'90s Golf Short of Regular Contenders

MAMARONECK, New York -- Even with the arrival of Tiger Woods, the game is searching for the one player or group of players who contend in every major tournament. And perhaps the runaway victory by Woods in the Masters created unrealistic expectations.


"Dominate?'' Woods repeated Tuesday when asked if fans underestimated how difficult it is to dominate the majors. "How about just be in contention.''


Perhaps Woods will be it, but since his win at Augusta he was 19th in the U.S. Open and 24th in the British Open and was never a factor in either.


The last 12 majors were won by 12 different people and the 31 majors played in the 1990s were won by 24 different people. And of those 24, 15 have won one -- and only one -- major championship.


Remember when Nick Faldo, Greg Norman, Seve Ballesteros and Tom Watson seemed to contend in every major? Or Lee Trevino, Jack Nicklaus, Gary Player and Arnold Palmer?


Who contends every time now?


Well, among those who have won major championships, Ernie Els and Tom Lehman come the closest.


Since his victory in the 1994 U.S. Open, Els not only added this year's Open but was in the top 10 six other times.


After winning the British Open last year, Lehman finished 14th, 12th, third and 24th in his next four major championships.


The record of other major championship winners is not as impressive.


Since winning the 1996 Masters, Faldo has one top 10 in six tries and in his last four majors was 51st, 48th, cut and 65th.


After winning the 1993 British Open, Norman finished in the top 20 in his next 13 majors. But this year he was 36th in the British Open and missed the cut in both the U.S. Open and the Masters.


Nick Price won the PGA Championship and the British Open in 1994 but has only one top 10 in 11 tries since.


And the record among those who got their one and only major championship in the 1990s is pretty grim.


Mark Brooks has missed the cut in all three majors this year after winning the 1996 PGA Championship. Since he won the 1996 U.S. Open, Steve Jones has missed three cuts in majors and finished 48th and 60th.


Steve Elkington has missed three of seven cuts in majors since winning the 1995 PGA and John Daly has not finished better than 27th in a major since winning the British Open in 1995.


And then there is Ian Baker-Finch, who appeared headed for stardom after the 1991 British Open, but has missed the cut in a major 11 times since, including 10 in a row.

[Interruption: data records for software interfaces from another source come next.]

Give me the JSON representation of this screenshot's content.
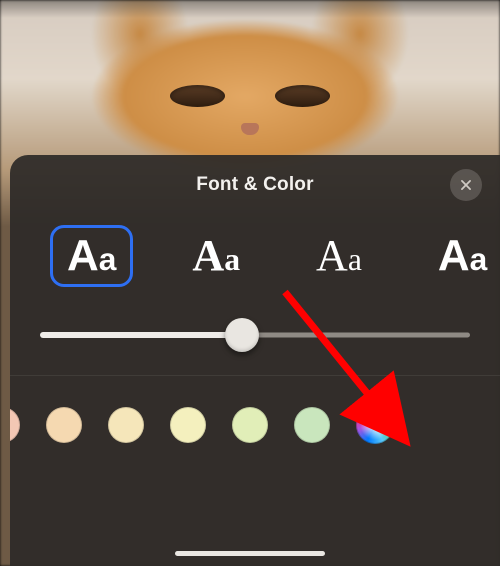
{
  "sheet": {
    "title": "Font & Color",
    "close_label": "Close"
  },
  "fonts": {
    "options": [
      {
        "sample": "Aa",
        "selected": true,
        "style": "f-sans"
      },
      {
        "sample": "Aa",
        "selected": false,
        "style": "f-slab"
      },
      {
        "sample": "Aa",
        "selected": false,
        "style": "f-serif"
      },
      {
        "sample": "Aa",
        "selected": false,
        "style": "f-display"
      }
    ]
  },
  "slider": {
    "min": 0,
    "max": 100,
    "value": 47
  },
  "swatches": {
    "colors": [
      "#f3c7b4",
      "#f5d9b1",
      "#f5e6ba",
      "#f4f0be",
      "#e1eeb8",
      "#c9e6bd"
    ],
    "wheel_label": "color-wheel"
  },
  "annotation": {
    "arrow_target": "color-wheel-button"
  }
}
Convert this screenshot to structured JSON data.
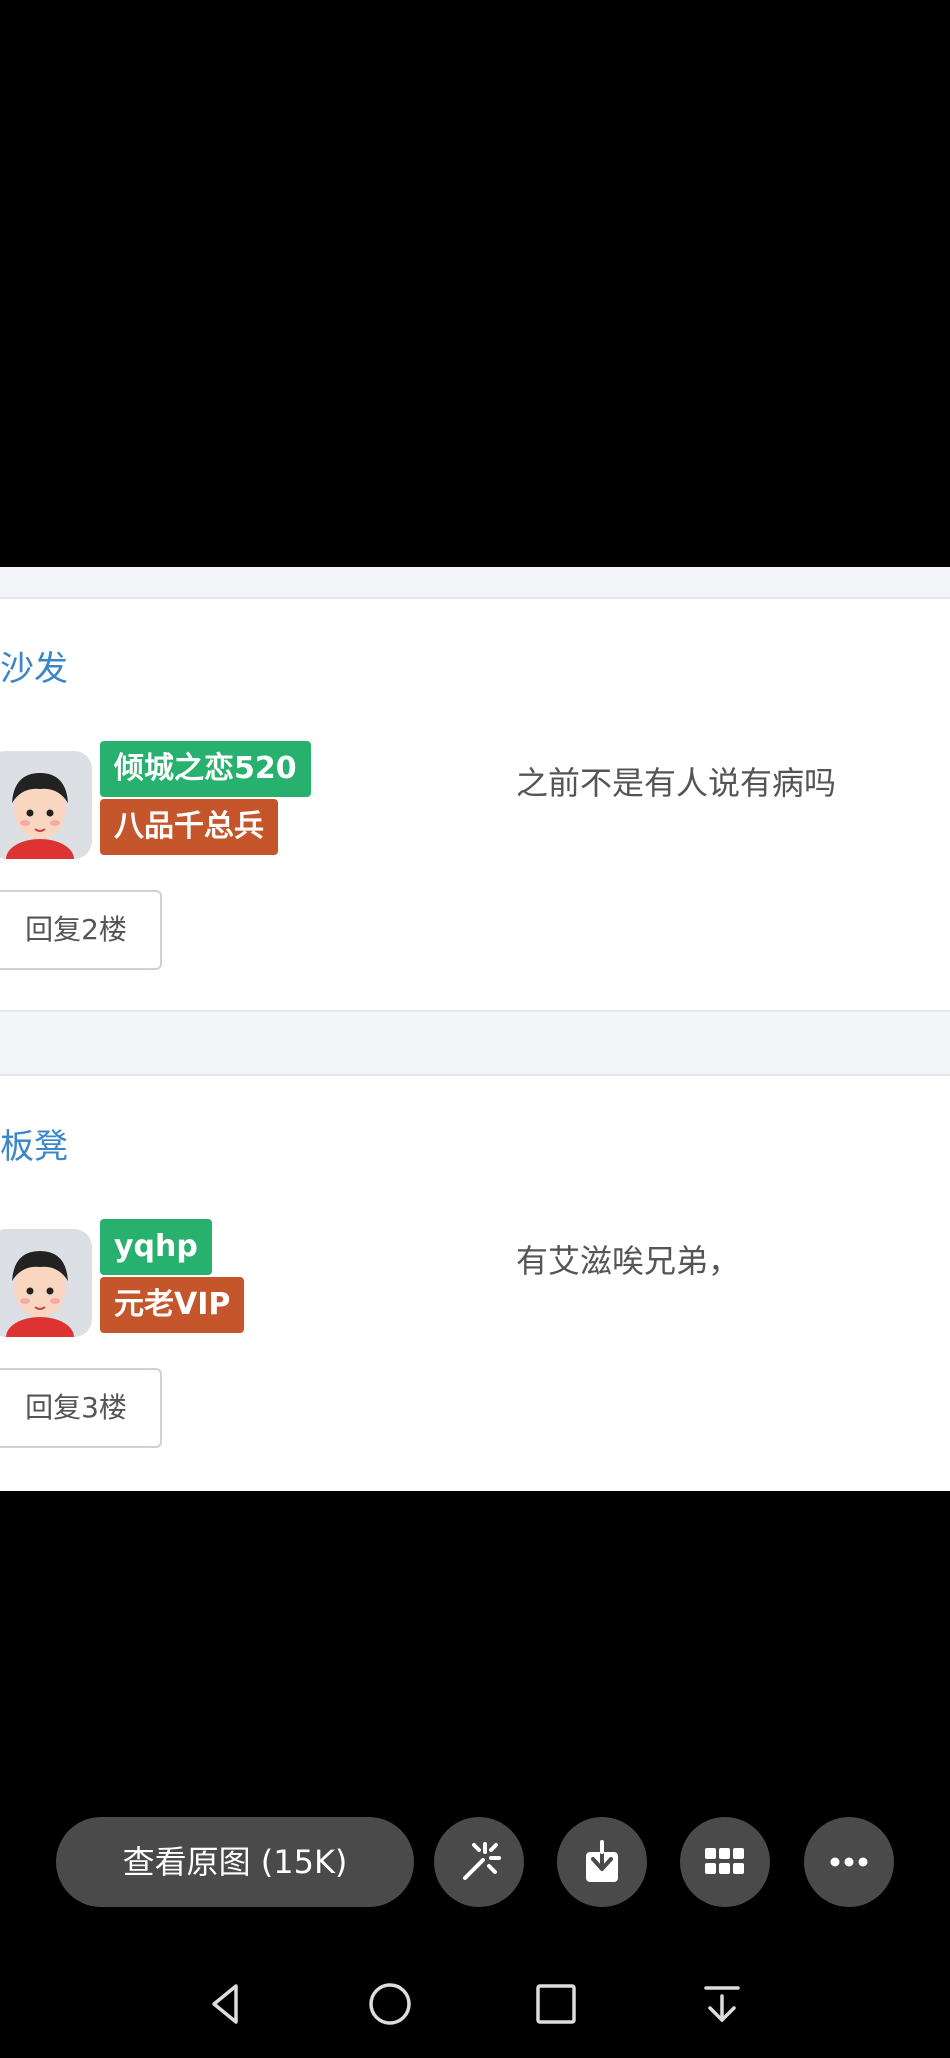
{
  "posts": [
    {
      "floor_tag": "沙发",
      "username": "倾城之恋520",
      "rank": "八品千总兵",
      "content": "之前不是有人说有病吗",
      "reply_label": "回复2楼"
    },
    {
      "floor_tag": "板凳",
      "username": "yqhp",
      "rank": "元老VIP",
      "content": "有艾滋唉兄弟，",
      "reply_label": "回复3楼"
    }
  ],
  "viewer": {
    "view_original_label": "查看原图 (15K)",
    "actions": [
      {
        "icon": "magic-wand-icon"
      },
      {
        "icon": "download-icon"
      },
      {
        "icon": "grid-icon"
      },
      {
        "icon": "more-icon"
      }
    ]
  },
  "system_nav": {
    "buttons": [
      "back-icon",
      "home-icon",
      "recents-icon",
      "notification-pull-icon"
    ]
  },
  "colors": {
    "link_blue": "#3a86c8",
    "badge_green": "#27b06e",
    "badge_orange": "#c5552a",
    "toolbar_button": "#4a4a4a"
  }
}
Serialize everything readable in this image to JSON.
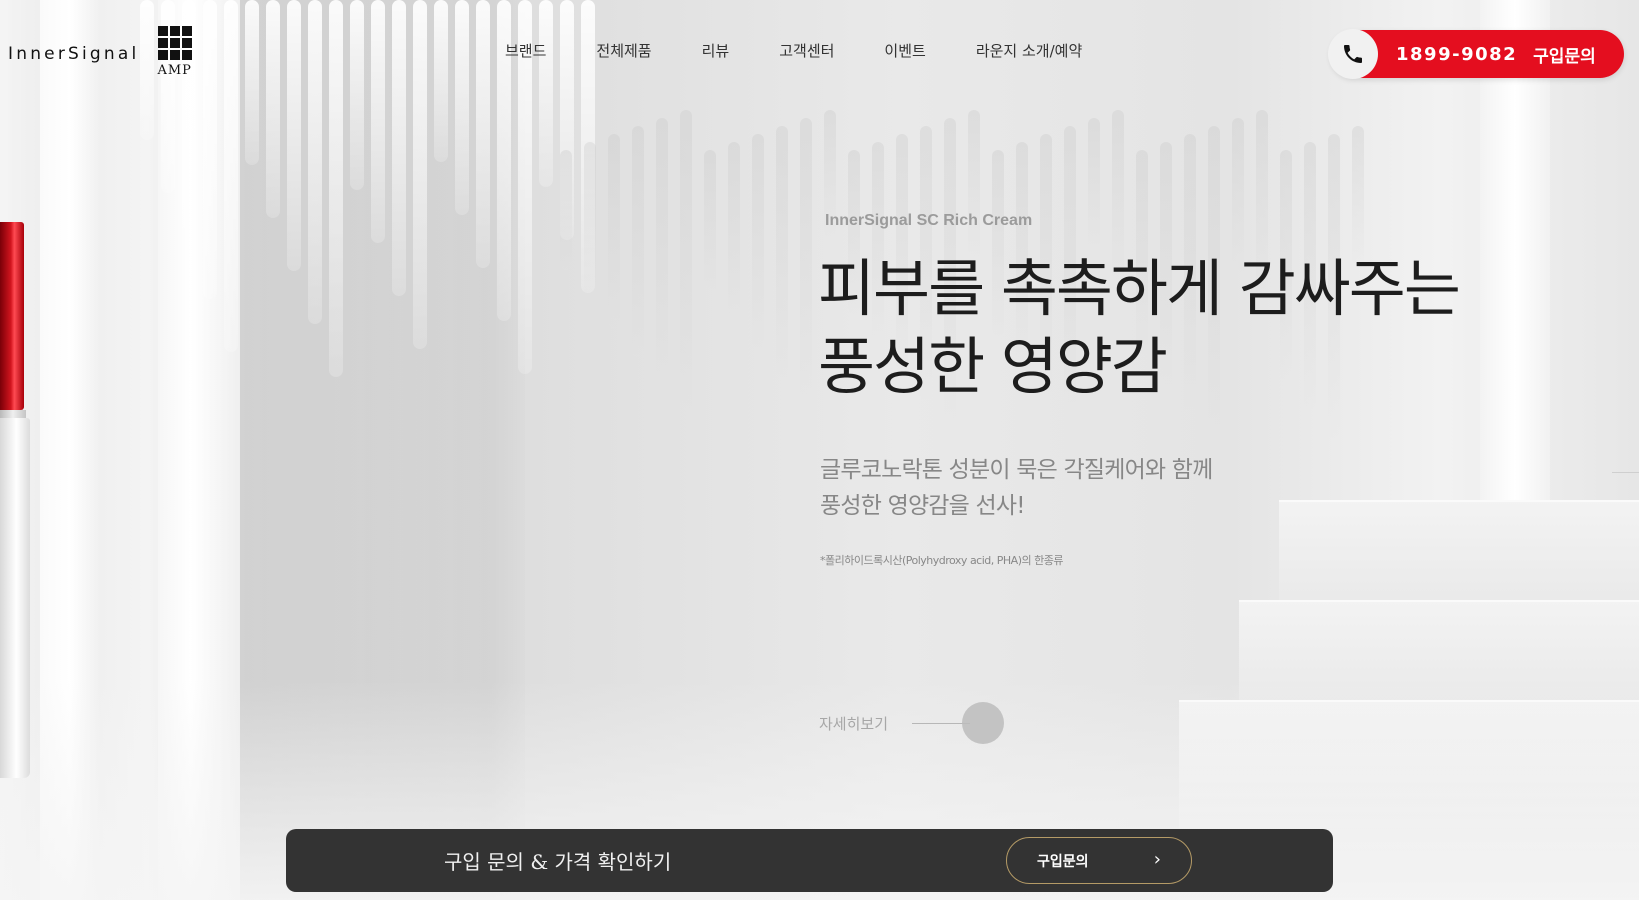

Perhaps the best that can be expected from the players is one major championship every few years.


"The majors test every facet of your game,'' Woods said.


And that's why winning them is so difficult.